= Brief =
Wherever a line in the data below holds "Default", copy that line.

(Web page and app entries)
----------

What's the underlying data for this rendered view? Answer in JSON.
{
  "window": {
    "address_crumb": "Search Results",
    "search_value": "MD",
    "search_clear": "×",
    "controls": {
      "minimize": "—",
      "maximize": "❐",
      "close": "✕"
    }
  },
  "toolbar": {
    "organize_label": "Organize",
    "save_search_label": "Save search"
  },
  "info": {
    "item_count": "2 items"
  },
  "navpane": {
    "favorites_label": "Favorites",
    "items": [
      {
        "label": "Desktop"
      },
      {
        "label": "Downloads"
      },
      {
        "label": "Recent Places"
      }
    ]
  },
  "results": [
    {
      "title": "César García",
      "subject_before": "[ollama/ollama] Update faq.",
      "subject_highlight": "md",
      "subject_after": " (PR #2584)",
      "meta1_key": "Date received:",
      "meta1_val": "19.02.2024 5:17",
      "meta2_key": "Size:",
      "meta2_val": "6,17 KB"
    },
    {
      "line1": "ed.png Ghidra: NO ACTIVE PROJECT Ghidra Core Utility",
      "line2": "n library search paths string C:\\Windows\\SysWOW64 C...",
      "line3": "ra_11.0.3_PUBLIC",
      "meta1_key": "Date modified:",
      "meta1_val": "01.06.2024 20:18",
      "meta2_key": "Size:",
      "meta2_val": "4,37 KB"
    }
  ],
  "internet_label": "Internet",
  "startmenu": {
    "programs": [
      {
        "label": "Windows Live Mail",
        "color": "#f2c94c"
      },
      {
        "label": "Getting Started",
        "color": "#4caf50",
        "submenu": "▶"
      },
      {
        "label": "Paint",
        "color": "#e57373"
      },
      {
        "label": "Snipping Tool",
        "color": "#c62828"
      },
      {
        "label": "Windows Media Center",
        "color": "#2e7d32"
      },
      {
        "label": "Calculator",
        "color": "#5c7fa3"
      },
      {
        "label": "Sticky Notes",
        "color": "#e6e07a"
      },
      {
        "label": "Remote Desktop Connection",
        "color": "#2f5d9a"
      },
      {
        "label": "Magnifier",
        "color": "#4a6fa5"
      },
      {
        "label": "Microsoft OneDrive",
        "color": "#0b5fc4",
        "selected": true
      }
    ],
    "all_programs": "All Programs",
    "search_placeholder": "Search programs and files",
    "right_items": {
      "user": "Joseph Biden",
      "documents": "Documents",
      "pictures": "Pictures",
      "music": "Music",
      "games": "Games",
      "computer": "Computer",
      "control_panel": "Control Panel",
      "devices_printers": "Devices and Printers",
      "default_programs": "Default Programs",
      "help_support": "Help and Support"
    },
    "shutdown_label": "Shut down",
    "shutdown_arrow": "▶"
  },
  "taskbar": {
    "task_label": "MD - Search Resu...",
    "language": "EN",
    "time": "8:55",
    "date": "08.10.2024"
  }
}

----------

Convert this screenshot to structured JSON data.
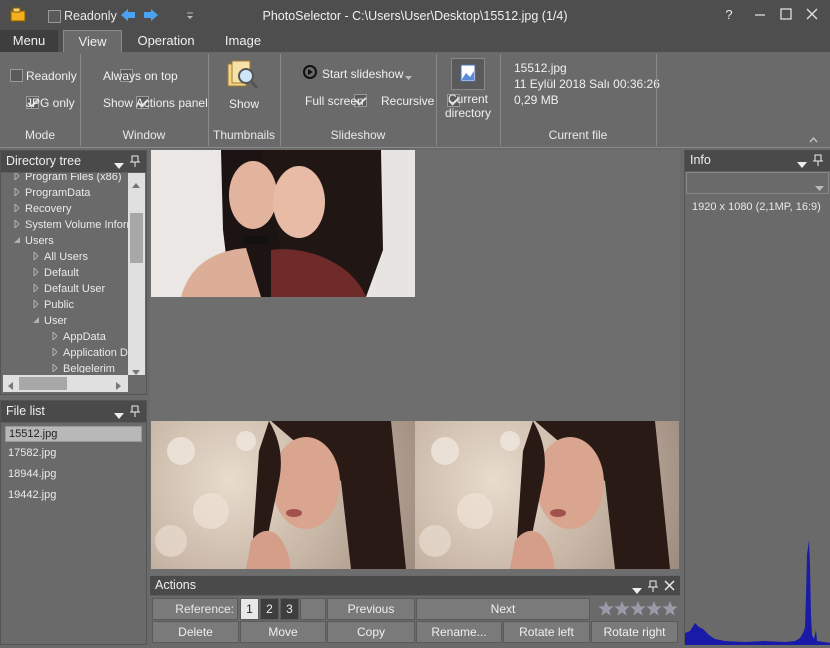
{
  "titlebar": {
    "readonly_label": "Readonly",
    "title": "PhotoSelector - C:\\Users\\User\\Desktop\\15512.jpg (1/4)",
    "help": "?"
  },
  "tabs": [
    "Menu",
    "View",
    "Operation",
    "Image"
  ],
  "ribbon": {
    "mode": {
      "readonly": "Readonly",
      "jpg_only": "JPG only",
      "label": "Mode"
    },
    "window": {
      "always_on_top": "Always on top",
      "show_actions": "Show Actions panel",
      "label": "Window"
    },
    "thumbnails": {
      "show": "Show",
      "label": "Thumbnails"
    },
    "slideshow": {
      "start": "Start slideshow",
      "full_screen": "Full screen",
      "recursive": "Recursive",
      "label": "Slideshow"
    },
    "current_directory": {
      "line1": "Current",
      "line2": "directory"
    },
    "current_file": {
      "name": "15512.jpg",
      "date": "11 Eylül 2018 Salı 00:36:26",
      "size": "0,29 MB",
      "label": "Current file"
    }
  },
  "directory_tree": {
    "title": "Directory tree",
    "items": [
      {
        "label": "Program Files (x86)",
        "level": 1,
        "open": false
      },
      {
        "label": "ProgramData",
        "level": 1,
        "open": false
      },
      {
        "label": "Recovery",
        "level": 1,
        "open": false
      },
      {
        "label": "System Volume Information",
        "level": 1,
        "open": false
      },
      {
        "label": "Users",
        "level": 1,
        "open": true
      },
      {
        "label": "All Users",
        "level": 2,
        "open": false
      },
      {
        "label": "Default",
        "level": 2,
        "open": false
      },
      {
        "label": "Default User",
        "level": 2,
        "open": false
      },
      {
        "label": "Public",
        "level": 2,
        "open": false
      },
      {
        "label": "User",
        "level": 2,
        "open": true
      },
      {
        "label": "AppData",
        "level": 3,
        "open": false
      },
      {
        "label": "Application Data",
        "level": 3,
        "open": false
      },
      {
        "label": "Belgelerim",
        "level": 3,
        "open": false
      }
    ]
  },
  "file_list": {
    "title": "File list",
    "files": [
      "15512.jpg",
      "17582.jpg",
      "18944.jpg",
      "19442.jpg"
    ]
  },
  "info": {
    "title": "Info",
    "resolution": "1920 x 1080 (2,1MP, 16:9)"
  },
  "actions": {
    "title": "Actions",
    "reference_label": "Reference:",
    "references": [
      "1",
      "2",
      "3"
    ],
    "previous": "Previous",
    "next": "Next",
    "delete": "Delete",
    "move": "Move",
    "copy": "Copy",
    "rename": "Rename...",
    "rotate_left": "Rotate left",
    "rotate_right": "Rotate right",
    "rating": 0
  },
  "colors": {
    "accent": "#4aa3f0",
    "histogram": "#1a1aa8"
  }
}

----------

= Answer =
      "default_programs": "Default Programs",
        "label": "Default",
        "label": "Default User",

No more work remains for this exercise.